Activity — Whenever a line in the entries includes the word "true", copy that line out.

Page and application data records
******

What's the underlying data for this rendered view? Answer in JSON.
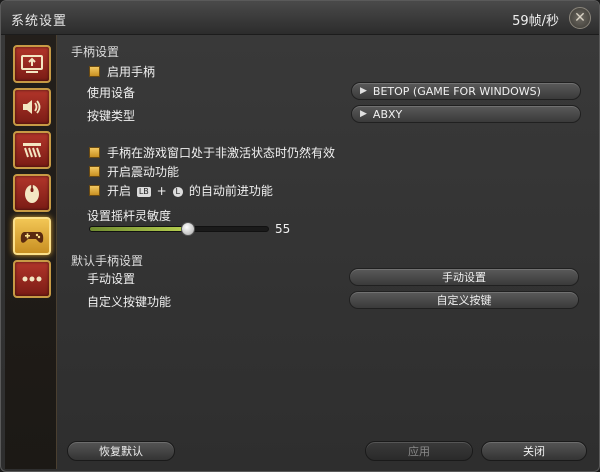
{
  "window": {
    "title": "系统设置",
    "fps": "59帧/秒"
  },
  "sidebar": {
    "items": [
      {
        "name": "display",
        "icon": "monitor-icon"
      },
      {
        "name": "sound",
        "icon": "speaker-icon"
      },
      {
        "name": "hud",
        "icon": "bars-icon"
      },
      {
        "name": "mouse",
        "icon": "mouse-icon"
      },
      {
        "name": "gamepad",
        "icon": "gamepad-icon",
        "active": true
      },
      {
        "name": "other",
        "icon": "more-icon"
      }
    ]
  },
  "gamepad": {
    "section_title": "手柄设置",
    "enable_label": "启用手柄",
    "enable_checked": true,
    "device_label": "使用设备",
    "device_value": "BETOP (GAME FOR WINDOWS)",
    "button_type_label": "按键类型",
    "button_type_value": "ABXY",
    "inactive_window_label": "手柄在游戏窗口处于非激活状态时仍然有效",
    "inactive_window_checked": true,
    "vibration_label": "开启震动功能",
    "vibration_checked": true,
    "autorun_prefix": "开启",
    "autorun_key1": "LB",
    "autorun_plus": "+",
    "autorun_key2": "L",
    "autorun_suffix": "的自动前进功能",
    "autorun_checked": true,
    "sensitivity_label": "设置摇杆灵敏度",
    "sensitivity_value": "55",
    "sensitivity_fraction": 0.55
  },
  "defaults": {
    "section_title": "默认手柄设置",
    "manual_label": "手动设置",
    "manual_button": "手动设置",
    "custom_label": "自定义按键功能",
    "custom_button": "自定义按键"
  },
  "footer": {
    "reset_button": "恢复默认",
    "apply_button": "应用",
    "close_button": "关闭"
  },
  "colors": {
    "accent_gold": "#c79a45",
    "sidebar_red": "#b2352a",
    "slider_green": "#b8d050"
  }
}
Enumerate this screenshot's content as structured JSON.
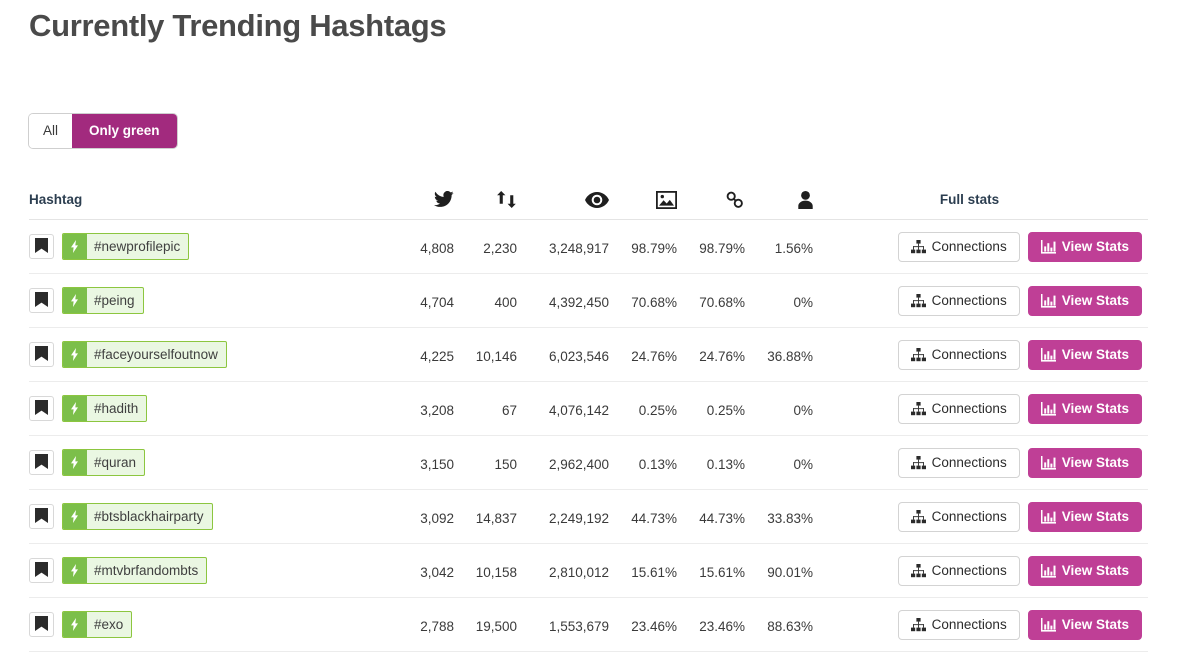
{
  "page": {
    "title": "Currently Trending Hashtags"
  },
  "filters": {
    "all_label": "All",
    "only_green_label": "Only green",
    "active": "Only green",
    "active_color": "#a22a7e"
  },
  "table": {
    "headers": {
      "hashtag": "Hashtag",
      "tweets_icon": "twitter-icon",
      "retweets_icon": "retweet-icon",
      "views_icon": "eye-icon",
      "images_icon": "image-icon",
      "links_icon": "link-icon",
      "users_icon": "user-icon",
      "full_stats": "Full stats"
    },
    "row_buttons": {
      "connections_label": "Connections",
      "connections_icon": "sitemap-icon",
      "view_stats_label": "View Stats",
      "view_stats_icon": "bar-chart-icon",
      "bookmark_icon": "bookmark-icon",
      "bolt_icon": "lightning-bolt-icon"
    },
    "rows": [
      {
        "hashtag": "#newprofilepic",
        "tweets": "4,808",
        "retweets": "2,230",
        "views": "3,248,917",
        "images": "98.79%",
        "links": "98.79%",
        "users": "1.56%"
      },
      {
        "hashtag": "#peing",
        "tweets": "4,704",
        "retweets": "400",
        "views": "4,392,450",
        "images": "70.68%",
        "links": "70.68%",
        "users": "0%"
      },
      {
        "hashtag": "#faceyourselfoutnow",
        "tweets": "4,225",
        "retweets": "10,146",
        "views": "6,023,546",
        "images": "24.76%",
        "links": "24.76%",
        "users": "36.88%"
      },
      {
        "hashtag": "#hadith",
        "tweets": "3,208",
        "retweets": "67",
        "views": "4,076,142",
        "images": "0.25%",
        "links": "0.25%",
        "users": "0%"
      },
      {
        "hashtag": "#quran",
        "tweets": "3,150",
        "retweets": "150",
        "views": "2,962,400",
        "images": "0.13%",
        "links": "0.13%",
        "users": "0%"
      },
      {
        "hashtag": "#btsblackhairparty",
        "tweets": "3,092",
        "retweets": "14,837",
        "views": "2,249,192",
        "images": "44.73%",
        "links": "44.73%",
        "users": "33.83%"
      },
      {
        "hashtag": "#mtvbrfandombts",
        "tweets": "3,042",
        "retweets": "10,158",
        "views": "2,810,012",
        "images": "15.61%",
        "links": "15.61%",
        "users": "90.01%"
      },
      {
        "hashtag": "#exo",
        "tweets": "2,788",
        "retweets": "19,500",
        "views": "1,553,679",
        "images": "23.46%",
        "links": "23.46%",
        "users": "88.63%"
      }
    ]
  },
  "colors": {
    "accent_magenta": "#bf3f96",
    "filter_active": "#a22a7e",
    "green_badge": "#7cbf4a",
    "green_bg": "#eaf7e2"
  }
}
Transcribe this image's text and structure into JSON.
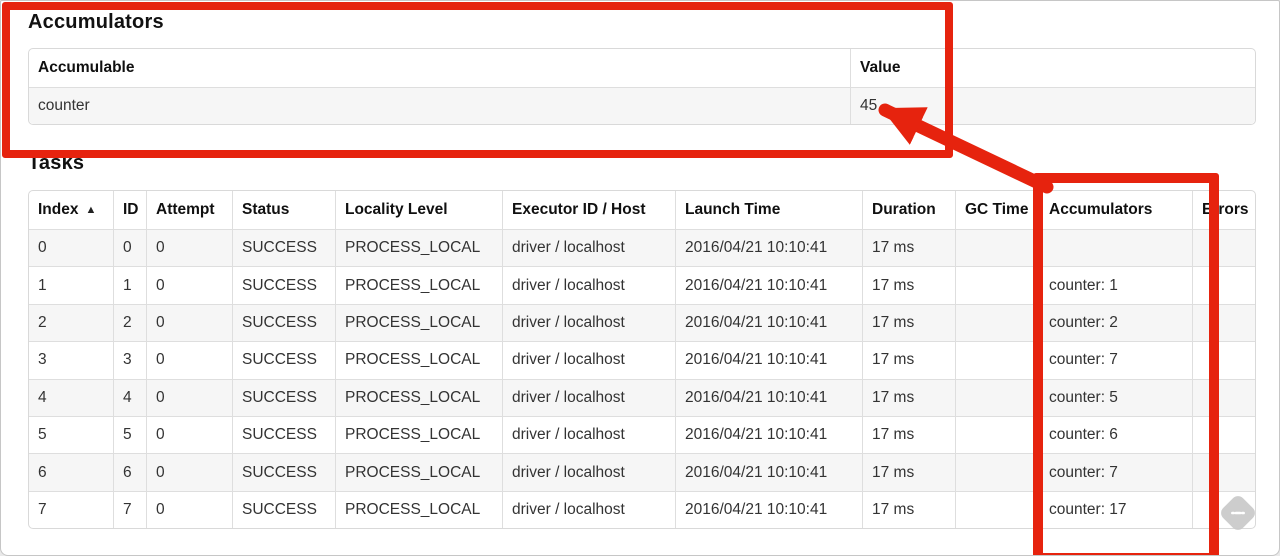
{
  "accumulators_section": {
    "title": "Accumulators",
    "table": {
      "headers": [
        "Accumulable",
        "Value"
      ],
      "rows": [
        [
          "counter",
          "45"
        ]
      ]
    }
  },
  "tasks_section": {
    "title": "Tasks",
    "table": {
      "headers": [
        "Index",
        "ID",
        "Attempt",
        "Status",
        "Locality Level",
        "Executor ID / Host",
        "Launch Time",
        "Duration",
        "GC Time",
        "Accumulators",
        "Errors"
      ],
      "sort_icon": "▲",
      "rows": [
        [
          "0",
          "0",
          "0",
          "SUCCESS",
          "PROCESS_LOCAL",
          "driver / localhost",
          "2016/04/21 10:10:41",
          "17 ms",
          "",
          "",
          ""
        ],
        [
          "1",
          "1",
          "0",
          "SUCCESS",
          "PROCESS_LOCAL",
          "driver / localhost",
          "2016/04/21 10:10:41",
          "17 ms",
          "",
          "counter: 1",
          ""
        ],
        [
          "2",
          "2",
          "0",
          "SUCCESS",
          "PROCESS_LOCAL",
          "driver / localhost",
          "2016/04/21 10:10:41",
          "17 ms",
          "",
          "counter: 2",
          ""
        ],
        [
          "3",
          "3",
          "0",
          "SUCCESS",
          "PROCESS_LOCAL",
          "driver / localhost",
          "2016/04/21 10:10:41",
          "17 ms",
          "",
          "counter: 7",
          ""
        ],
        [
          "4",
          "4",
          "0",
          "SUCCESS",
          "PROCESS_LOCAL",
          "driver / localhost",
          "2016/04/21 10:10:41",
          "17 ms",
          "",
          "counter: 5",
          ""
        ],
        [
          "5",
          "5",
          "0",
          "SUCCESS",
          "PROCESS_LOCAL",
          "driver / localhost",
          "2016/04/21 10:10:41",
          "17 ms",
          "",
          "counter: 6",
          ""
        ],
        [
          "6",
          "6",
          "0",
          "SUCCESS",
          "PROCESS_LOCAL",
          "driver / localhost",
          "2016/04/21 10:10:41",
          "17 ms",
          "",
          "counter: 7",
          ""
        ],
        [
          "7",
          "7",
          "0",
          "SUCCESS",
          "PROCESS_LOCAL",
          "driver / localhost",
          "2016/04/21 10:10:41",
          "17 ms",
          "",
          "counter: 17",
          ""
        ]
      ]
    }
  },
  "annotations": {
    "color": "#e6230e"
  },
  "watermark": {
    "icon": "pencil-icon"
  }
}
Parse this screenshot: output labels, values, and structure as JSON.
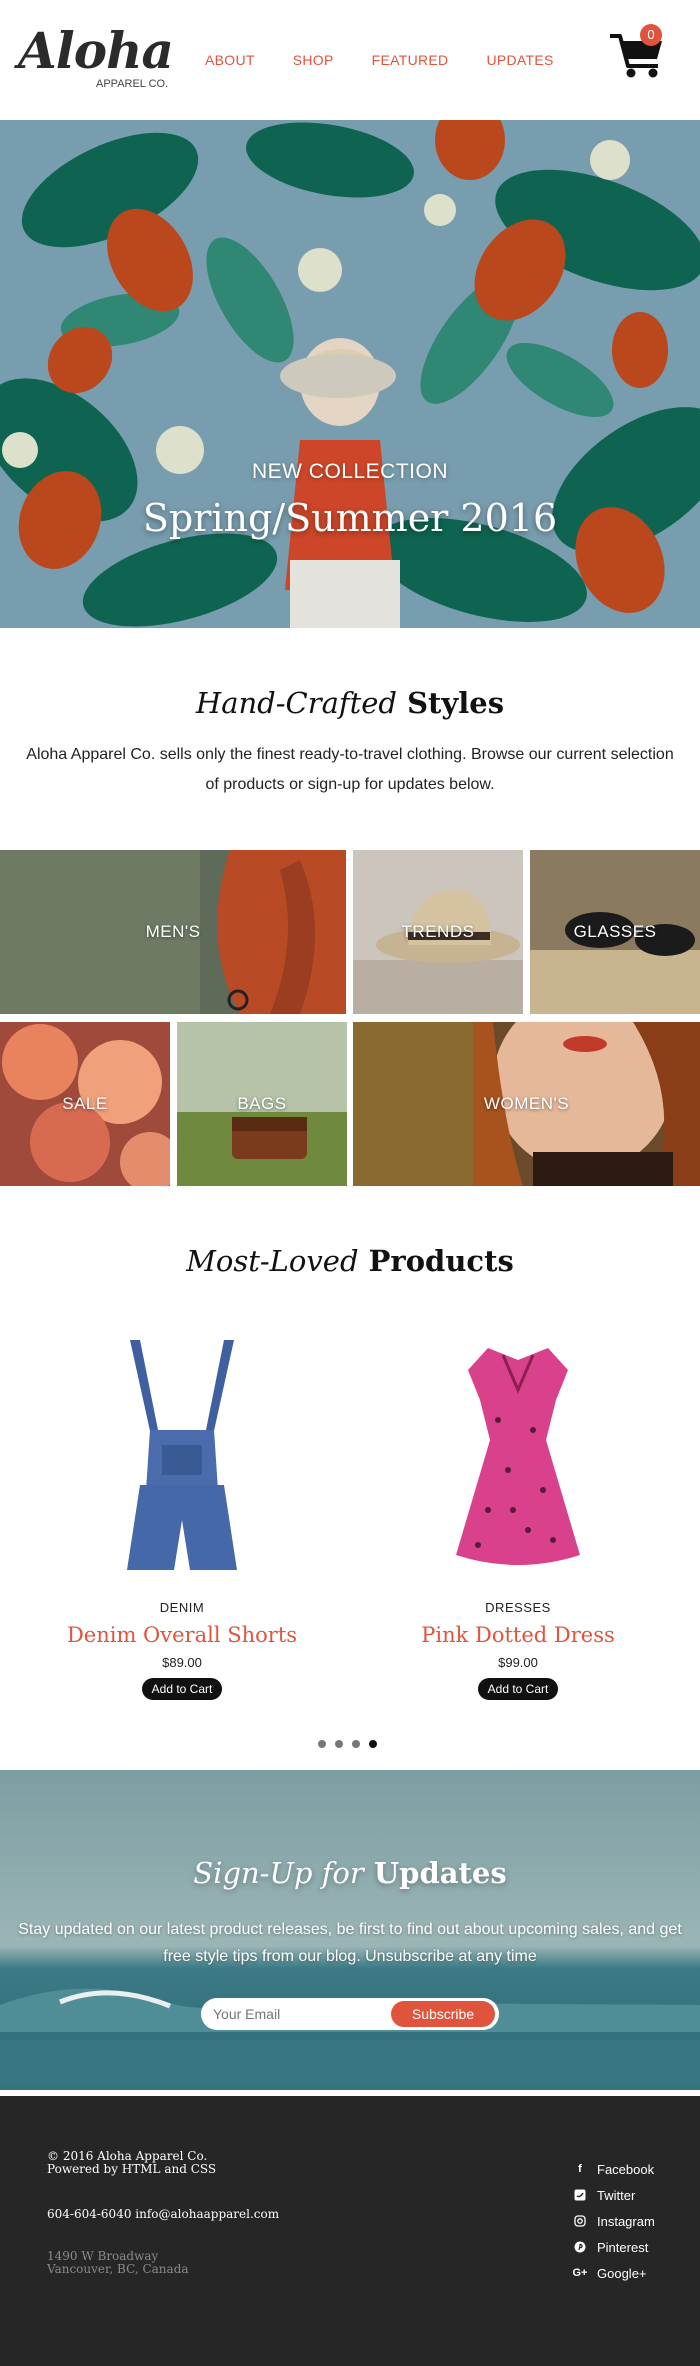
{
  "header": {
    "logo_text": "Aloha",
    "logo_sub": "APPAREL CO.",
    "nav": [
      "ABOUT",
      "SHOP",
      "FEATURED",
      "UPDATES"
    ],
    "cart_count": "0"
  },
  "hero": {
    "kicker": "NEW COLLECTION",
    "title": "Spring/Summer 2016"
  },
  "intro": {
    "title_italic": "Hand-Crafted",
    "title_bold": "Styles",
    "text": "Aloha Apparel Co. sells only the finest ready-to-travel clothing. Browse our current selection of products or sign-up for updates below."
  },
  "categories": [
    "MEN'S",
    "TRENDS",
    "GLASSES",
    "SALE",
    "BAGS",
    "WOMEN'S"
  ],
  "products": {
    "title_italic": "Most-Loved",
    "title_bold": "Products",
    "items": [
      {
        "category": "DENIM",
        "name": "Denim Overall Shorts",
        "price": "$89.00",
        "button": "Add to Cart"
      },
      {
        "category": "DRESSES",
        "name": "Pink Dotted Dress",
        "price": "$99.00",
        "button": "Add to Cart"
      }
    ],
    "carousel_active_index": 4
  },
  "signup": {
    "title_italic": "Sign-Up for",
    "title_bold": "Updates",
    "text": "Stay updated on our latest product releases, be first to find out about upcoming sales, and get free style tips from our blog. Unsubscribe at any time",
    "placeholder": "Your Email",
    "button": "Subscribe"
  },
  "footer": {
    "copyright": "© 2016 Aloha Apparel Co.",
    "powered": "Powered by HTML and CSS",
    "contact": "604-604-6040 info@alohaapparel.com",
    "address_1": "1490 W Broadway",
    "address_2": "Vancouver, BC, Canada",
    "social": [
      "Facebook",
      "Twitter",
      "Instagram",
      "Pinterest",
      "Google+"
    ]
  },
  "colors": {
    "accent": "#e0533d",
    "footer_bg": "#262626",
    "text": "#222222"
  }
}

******

Result of the task —
        "active": true
    "enable_checked": true,
    "inactive_window_checked": true,
    "vibration_checked": true,
    "autorun_checked": true,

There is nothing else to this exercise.